• **WORK ITEM**: In the entries below, every line that contains "false" must be located and copied.

Interface dataset entries:
━━━━━━━━

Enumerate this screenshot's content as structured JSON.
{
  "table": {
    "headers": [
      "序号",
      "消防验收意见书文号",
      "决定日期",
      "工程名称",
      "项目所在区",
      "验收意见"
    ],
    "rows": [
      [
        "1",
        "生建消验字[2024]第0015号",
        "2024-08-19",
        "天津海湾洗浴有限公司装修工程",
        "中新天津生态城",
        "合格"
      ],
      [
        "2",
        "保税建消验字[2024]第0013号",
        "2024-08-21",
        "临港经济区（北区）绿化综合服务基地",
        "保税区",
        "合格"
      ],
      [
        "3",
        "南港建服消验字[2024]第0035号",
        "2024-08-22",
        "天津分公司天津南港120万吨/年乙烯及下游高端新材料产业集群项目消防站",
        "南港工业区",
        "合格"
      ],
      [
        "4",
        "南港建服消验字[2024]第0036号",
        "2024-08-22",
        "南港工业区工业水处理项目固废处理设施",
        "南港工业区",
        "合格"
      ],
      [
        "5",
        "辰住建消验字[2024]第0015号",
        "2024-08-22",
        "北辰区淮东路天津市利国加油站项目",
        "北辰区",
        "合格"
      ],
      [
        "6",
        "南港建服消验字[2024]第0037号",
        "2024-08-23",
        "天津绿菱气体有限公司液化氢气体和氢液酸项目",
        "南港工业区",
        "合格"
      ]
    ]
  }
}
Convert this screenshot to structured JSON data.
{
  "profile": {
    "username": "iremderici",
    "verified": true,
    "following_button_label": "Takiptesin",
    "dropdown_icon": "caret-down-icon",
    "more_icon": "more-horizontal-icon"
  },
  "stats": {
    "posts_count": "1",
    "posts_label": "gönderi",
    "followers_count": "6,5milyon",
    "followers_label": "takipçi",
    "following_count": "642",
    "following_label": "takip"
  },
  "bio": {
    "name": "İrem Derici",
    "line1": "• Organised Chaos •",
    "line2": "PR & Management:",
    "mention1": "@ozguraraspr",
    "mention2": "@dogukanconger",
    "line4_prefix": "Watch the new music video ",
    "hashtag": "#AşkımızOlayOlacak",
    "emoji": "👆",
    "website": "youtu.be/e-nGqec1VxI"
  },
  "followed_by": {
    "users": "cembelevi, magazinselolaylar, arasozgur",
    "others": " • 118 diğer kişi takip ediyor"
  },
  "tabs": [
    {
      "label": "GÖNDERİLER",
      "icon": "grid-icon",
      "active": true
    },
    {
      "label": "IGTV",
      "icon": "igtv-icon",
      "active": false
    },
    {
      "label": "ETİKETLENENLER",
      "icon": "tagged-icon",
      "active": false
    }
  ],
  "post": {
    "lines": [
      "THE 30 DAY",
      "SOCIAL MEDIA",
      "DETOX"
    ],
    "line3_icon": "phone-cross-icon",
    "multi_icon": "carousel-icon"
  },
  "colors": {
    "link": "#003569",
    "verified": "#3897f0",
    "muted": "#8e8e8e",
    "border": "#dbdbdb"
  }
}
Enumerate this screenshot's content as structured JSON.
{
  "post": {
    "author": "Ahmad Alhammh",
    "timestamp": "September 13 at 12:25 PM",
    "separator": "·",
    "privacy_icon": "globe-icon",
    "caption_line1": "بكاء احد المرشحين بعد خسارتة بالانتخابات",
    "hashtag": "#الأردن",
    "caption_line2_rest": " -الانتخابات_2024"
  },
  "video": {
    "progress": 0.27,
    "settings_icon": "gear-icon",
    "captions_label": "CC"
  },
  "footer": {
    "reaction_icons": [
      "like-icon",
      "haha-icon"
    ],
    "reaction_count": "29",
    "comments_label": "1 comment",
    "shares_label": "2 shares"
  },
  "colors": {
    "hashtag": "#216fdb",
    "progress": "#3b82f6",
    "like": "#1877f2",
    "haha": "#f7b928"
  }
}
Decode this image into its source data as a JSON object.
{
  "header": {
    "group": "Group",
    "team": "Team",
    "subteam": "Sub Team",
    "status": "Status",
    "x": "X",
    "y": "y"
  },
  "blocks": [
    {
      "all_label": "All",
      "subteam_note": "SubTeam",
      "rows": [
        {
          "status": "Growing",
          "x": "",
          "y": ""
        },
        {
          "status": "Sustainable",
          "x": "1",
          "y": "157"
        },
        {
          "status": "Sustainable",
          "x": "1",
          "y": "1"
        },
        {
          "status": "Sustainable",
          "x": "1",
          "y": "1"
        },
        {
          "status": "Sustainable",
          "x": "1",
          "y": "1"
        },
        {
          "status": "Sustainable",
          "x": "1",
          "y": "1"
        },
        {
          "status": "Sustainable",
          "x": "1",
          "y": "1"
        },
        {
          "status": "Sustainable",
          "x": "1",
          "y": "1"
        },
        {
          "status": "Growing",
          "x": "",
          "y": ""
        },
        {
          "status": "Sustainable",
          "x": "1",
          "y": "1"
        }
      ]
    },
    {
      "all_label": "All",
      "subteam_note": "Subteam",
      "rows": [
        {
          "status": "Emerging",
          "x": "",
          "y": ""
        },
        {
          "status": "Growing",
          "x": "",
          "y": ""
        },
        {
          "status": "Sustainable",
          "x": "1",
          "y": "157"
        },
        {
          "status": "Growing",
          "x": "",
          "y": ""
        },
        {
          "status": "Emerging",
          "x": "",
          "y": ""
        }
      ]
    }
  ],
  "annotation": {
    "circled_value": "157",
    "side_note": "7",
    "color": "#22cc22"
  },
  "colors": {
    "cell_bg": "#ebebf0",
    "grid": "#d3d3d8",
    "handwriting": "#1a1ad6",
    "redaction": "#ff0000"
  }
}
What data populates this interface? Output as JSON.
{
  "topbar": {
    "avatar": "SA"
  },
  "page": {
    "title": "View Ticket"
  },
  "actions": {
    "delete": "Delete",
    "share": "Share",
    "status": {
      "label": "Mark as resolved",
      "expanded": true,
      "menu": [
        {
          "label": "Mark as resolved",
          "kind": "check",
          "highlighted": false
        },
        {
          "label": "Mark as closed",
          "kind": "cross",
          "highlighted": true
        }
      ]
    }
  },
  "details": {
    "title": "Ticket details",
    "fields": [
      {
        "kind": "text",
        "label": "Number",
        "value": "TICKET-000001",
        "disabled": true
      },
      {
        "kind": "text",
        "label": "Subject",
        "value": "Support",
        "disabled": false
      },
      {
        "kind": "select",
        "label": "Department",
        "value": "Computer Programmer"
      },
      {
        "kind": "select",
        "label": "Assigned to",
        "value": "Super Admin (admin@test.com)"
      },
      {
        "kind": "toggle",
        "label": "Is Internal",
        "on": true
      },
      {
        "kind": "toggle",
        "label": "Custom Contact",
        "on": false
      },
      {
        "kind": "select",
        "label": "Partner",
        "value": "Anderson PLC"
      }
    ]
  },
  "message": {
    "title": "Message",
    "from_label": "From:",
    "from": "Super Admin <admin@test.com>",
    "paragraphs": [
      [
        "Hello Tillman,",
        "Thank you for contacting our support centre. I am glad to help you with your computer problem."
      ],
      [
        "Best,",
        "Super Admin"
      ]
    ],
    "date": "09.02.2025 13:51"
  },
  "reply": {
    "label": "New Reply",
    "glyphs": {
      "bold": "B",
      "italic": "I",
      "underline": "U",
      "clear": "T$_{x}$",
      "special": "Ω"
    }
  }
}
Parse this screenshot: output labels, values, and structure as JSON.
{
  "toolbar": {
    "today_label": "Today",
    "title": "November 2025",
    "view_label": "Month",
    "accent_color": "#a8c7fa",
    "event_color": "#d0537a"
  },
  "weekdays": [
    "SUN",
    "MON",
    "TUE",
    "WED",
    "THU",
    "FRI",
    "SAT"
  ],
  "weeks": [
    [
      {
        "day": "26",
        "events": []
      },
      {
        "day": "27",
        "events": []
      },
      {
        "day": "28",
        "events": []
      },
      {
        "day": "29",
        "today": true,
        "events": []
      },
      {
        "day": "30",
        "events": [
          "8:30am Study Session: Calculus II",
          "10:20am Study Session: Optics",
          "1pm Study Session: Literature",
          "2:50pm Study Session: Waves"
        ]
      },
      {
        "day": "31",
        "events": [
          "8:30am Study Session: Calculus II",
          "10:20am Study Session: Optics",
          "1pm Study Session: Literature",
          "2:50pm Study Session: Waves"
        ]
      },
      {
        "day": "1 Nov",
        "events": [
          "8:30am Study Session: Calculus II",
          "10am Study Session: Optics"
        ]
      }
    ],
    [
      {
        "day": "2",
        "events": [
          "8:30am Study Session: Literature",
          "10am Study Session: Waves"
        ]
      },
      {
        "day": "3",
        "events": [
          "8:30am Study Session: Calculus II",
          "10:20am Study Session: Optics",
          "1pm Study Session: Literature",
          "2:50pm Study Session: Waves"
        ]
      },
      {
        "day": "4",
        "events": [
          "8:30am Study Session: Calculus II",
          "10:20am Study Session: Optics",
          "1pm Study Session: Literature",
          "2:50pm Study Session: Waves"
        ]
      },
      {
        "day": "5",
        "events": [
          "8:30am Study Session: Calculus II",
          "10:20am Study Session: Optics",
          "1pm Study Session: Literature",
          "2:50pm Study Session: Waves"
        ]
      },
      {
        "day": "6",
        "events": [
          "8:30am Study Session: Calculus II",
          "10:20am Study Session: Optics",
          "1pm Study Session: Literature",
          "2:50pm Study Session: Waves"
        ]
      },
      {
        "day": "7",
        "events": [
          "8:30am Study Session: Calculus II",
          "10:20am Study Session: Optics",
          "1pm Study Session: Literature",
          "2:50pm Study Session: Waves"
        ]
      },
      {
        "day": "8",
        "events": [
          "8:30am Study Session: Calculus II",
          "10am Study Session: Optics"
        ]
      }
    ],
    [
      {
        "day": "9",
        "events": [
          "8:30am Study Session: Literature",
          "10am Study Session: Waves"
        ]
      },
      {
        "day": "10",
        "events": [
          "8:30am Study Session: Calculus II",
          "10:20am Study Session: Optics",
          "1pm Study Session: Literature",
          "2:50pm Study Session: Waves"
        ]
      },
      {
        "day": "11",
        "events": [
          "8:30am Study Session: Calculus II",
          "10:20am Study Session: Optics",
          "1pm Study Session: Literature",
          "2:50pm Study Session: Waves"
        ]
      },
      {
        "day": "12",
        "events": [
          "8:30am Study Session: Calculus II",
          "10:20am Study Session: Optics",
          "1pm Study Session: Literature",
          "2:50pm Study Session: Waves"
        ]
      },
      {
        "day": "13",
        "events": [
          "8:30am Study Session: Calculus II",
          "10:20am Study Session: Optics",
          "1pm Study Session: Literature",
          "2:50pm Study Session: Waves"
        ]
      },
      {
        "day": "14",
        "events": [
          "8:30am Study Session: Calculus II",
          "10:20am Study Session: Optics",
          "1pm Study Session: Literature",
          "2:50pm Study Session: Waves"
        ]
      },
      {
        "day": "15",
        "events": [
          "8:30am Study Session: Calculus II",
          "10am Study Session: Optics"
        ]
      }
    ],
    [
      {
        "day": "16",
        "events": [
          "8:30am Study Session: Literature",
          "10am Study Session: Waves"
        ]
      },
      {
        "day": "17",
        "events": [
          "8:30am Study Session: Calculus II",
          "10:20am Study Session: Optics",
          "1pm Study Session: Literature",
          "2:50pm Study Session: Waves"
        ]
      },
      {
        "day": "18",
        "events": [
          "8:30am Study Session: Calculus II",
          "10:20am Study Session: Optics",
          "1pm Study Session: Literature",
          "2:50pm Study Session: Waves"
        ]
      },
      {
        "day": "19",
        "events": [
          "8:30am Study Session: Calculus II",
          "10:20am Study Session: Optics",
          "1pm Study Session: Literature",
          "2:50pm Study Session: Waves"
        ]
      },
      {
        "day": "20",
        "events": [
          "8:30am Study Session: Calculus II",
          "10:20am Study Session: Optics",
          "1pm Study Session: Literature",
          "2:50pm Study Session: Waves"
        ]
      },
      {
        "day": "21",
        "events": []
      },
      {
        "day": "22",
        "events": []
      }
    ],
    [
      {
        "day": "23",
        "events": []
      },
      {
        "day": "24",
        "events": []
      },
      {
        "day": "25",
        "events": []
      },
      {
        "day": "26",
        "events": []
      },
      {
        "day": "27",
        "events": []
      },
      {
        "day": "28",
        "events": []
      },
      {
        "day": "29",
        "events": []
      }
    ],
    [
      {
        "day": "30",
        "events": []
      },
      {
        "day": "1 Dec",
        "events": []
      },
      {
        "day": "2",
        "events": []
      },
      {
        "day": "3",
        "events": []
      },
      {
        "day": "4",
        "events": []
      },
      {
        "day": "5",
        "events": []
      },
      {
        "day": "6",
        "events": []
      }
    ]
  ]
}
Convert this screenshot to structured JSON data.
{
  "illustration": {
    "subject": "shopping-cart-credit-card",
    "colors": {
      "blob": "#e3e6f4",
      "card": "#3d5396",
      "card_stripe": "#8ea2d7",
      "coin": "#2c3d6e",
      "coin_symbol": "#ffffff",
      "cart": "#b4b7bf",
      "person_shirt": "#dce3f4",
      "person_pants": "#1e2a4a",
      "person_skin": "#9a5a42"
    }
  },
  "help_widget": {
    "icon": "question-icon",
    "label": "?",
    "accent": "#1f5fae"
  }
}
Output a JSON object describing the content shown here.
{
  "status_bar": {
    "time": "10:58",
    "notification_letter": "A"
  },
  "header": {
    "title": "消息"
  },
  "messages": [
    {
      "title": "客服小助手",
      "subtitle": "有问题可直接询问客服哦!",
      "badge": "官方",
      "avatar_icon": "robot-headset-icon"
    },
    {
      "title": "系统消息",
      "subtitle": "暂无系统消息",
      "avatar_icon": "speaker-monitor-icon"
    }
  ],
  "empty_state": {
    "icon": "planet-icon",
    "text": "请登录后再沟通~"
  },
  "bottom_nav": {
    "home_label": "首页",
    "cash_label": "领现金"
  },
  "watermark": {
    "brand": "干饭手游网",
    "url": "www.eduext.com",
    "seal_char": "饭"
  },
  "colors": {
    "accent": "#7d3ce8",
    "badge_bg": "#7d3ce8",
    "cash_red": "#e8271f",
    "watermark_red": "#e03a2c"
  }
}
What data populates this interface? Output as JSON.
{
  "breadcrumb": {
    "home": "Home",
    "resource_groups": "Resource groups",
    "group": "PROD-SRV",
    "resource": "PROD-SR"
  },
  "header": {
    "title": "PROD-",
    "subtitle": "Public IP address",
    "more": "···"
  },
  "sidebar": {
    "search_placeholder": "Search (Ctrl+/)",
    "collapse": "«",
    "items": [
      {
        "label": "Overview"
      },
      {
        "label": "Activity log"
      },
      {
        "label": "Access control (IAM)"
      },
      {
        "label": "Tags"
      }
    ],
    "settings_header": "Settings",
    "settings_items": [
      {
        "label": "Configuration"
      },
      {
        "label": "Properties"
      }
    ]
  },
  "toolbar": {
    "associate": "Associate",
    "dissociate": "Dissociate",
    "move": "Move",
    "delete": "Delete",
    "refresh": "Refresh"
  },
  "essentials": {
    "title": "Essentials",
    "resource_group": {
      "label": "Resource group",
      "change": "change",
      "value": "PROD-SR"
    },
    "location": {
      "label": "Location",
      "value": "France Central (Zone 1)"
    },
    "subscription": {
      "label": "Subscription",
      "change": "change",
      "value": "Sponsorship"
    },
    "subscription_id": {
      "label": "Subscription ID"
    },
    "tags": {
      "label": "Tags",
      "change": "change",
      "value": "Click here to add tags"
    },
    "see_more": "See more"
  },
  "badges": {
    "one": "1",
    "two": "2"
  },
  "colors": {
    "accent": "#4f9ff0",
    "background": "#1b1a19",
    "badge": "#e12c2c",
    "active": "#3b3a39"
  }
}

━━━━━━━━

• **REPLY**:
      "active": false
      "active": false
          "highlighted": false
        "disabled": false
        "on": false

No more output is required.